WINONA LAKE — Over 300 individuals in the community began their Good Friday April 14, listening to keynote speaker Eric McElvenny share about his experience completing an Ironman Triathlon after losing his leg while being deployed in Afghanistan.
The YMCA hosted the second annual Good Friday breakfast at Christ’s Covenant Church. Individuals in the community were invited to enjoy breakfast followed by an inspiring message from McElvenny.
In December of 2011, McElvenny’s life was forever changed. While completing his third and final deployment in Afghanistan, McElvenny stepped on an IED, which lead to the amputation of his right leg.
“I felt the feeling of control being ripped away from me,” said McElvenny, referring to when he had lost his leg.
During physical therapy after the amputation, McElvenny saw that others had suffered far worse injuries during the war. He then decided he was going to do something and he sent the goal to complete the Ironman Triathlon.
The Ironman triathlon consists of a 2.4 mile swim, a 112 mile bicycle ride and is finished off with a 26.2 mile run; a feat for someone with all their limbs.

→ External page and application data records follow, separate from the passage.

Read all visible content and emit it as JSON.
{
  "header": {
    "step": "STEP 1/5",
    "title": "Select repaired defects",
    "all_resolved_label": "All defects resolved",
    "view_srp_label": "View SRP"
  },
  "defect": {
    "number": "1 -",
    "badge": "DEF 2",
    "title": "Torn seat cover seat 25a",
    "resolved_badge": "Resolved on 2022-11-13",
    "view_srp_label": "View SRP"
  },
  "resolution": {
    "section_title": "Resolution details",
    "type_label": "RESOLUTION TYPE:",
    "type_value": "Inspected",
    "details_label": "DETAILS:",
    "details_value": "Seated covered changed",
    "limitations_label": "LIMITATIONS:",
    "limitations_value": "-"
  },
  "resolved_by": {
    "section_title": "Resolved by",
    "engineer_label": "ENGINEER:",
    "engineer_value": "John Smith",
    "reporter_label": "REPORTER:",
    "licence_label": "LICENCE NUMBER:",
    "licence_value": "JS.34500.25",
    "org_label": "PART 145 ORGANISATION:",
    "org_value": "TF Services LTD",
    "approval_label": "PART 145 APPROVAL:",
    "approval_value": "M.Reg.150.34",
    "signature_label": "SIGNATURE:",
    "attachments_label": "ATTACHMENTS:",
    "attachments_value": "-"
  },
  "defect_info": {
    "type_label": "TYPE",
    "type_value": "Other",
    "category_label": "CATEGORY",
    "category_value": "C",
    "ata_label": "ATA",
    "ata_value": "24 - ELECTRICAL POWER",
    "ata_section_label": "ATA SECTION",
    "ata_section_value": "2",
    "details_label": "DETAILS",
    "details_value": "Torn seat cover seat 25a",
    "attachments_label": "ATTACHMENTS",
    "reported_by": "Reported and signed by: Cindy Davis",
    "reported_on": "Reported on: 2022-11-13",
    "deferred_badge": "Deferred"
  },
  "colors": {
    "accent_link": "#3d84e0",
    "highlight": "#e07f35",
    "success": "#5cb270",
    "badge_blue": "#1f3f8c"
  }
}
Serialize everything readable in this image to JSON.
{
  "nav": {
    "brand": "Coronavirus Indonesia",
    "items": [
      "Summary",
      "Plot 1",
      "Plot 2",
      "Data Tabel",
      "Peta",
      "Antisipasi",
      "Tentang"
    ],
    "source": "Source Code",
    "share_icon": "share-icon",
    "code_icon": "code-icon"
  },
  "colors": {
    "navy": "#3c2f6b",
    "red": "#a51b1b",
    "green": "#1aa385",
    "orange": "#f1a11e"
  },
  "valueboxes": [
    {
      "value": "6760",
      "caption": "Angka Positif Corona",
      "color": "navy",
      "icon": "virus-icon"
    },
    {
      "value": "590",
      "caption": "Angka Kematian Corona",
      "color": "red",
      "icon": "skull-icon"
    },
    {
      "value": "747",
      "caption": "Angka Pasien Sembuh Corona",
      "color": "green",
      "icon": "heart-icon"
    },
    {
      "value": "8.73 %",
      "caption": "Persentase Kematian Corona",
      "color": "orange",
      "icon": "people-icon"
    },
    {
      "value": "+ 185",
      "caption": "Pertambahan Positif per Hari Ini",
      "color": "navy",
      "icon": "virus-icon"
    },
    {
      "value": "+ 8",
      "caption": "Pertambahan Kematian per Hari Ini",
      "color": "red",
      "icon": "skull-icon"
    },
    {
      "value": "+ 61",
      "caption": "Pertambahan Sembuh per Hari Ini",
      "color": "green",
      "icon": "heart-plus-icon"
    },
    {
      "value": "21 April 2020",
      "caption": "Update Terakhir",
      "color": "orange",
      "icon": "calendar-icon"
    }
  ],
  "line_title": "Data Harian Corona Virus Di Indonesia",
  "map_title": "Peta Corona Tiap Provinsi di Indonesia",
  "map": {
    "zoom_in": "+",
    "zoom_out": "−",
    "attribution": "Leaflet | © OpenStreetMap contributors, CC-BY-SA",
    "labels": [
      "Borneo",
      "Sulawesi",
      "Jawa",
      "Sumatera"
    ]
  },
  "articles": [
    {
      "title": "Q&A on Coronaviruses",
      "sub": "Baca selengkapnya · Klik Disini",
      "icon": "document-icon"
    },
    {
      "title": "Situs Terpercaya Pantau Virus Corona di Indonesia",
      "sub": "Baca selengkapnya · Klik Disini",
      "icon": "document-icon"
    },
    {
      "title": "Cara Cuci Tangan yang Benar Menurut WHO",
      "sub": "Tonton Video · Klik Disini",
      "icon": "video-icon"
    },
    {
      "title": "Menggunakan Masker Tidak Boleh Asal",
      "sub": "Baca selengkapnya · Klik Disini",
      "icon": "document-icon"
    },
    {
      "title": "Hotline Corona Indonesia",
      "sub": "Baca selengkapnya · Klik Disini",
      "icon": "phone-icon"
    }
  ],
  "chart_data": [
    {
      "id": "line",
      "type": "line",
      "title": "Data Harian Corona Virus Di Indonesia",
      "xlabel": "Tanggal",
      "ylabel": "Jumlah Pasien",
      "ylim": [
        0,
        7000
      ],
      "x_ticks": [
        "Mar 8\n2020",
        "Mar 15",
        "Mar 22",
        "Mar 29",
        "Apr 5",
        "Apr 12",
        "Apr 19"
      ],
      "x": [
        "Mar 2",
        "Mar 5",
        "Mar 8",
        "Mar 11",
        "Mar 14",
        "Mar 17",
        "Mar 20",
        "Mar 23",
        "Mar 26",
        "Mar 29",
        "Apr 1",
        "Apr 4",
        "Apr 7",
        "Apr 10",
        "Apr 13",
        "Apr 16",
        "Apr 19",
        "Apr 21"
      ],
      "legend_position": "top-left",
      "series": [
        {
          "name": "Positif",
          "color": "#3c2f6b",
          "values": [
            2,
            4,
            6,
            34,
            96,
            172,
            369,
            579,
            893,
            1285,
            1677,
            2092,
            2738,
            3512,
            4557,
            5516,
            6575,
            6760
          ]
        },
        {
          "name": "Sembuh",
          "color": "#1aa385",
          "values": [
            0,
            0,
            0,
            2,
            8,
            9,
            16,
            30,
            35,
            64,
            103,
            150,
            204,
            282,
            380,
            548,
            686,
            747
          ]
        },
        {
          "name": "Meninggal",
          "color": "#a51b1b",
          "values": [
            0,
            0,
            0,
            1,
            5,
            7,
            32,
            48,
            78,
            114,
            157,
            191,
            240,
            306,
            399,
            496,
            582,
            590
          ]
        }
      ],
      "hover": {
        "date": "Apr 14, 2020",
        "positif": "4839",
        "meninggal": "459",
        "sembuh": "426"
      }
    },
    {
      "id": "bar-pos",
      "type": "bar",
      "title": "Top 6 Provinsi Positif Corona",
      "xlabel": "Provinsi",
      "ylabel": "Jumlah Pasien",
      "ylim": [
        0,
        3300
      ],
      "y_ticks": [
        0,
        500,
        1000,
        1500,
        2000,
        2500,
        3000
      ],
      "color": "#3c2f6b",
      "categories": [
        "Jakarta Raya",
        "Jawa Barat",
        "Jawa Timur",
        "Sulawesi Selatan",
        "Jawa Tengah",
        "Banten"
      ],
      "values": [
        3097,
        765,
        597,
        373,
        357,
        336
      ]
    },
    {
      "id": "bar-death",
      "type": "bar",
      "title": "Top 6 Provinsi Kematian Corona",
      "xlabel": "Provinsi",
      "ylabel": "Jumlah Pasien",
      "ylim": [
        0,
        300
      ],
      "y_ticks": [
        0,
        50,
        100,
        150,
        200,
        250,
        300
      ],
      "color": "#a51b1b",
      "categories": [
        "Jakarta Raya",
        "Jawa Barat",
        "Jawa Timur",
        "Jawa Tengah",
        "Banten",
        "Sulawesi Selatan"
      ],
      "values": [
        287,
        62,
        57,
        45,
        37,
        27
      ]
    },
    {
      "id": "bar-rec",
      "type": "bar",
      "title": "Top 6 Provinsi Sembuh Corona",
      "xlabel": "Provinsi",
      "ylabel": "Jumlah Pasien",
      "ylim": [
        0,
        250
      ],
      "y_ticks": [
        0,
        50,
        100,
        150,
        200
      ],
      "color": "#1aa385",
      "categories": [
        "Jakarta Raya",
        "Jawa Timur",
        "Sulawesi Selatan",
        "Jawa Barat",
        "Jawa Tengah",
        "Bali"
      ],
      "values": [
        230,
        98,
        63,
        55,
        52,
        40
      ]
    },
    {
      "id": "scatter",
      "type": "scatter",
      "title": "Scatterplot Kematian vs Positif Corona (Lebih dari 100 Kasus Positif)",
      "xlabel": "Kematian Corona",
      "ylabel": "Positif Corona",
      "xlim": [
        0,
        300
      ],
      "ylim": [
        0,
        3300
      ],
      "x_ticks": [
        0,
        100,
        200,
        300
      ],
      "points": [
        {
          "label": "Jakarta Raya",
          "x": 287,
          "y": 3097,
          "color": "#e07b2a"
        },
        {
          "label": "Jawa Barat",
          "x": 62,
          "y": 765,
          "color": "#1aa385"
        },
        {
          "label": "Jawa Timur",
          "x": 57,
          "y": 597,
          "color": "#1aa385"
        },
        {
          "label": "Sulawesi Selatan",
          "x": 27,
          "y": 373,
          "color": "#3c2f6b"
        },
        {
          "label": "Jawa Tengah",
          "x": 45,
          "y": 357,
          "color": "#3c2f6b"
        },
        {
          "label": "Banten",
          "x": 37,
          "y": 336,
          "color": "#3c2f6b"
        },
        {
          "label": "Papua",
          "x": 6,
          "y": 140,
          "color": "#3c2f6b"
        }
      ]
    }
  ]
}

McElvenny continued to make progress towards his goal. He learned to walk and run with a prosthetic leg and eight months after his injury, McElvenny finished his first sprint marathon. Shortly after, he qualified for the Ironman World Championship held in Kona, Hawaii.
Through his recovery, McElvenny learned many lessons. He continued to learn the necessity of trusting in God. He found that while deciding to follow Christ doesn’t guarantee a life without bad experiences, it does guarantee that he would have God giving him strength through the bad times. He also decided his wasn’t going to use his injury as an excuse as to why he couldn’t accomplish his goals.
McElvenny related his experiences training for the Ironman Triathlon with the challenges individuals face every day.
Twenty-two months after having his leg amputated, McElvenny completed the Ironman Triathlon in Hawaii. McElvenny recalled stopping during the final stretch of the race during the running section. He contemplated giving up and not completing the race. He knew he couldn’t give into the desire to give up. Instead, McElvenny began walking and slowing began to run to the finish line.
“I didn’t get through this challenge, I grew through this challenge,” said McElvenny.
McElvenny resides in San Diego with his wife and three daughters.